Co-op is committed to being the UK’s largest supporter of Fairtrade. For over 25 years, driven by its passionate members, Co-op has been proud to support Fairtrade and the difference a fair price, premium and empowerment makes for the lives of farmers across the world. Co-op is the world’s largest convenience retailer of Fairtrade products. Co-op’s commitment to Fairtrade across seven core categories is industry leading – 100% of its own-brand tea, coffee, bananas, cocoa, bagged sugar and African roses are Fairtrade – it is also the biggest retailer of Fairtrade wine in the world. Co-op is committed to building on its Fairtrade leadership and strengthening producer communities around the world, as set out in its Future of Food ambition.
Third-party endorsement quotes
Chris Oluoch, Programmes Director, Fairtrade Africa:
‘Climate change is one of the most pressing issues facing farmers and workers in global supply chains, and has the potential of deepening the vulnerability and poverty context of thousands of farmers and workers in sub-Saharan Africa. Addressing the climate crisis is therefore a key pillar of Fairtrade Africa’s strategy, where we will continue to support our producers in building resilience to climate shocks, price shocks, crop diseases, food insecurity and natural disasters, as well as creating an enabling environment for action and change.

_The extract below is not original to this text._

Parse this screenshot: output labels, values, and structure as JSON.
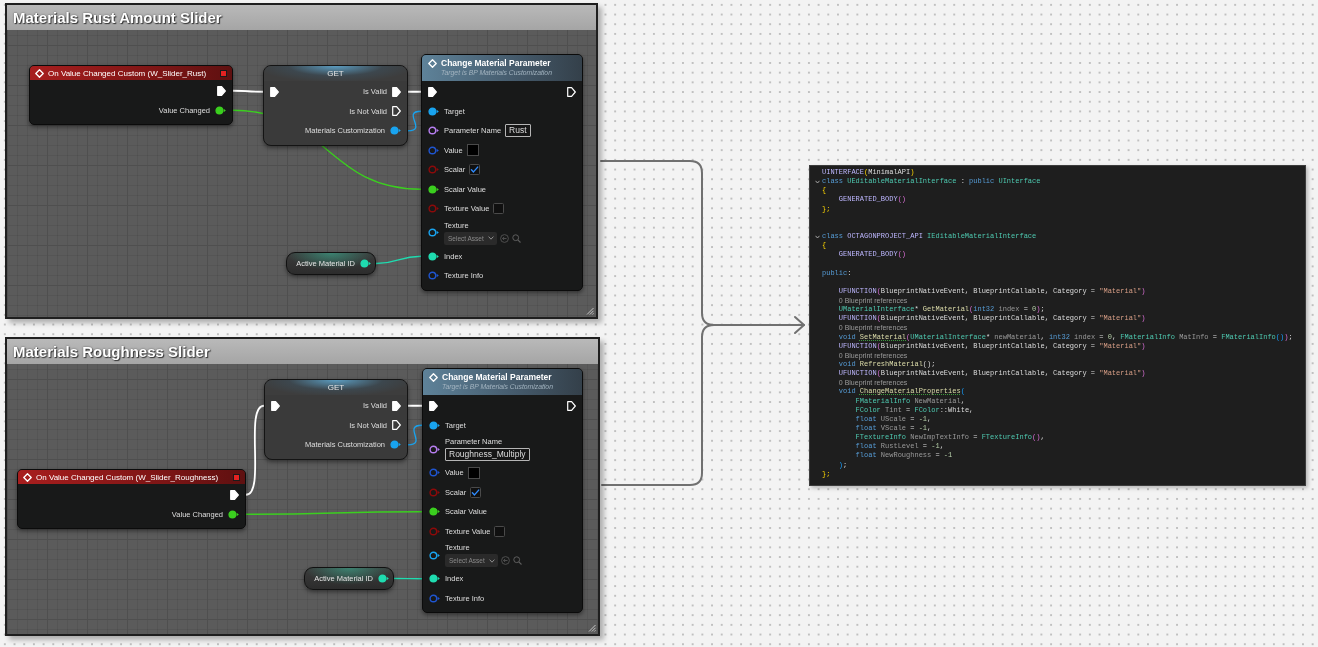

‘Through their generous donation and annual commitment to fund our climate strategy, the Co-op is standing side by side with Fairtrade producers, ensuring a farmer-centric approach to adapting and mitigating the very worst effects of climate change and channelling crucial funding to the areas of greatest need in a flexible and responsive manner. We hope that Co-op’s investment will inspire action and support from other actors in the food supply chain to invest in producers on the ground to adapt to climate challenges, supporting the long-term resilience of key supply chains and the communities who depend on them.’
John Steel, CEO Café Direct:
‘In 2021 it is increasingly clear that climate change will only be addressed by directly engaging, supporting and empowering the communities most impacted by climate change – smallholder farmers adjacent to the world’s rainforests. Business (and indeed all actors in business, government and society) need to prioritise these communities. Paying a fair price, re-investing in these communities and working hand-in-hand as joint leaders in the fight against climate injustice is a pre-requisite. Government is required to play its part by reinstating the 0.7% gross national income to official development assistance.’
Duncan Goose, Founder, The One Foundation:
‘In a year which has seen unprecedented spending on Covid and shoring up the economy, it is clear that when a crisis has to be resolved, the UK Government rises to the challenge. Whilst balancing budgets requires hard choices, the fact remains that we face the biggest crisis the planet has ever had to address, and now is the time not for talk, but for demonstrable action. Committing £100bn to international climate finance can’t be shied away from, in the same way Covid could not be either.
‘Having witnessed first-hand the extremes of droughts in the Sahel, or floods in Malawi, we recognise the strain the climate crisis puts upon communities in the global south which are inextricably linked to our own well-being and food supply chain. Governments and businesses must be held accountable for the safety and security of our food producers and thus, now is not the time to falter, but to face into the challenge of the crisis before us and set an example to all governments and businesses not only by restoring 0.7% of GNI for ODA, but also the £100bn commitment on climate finance too.’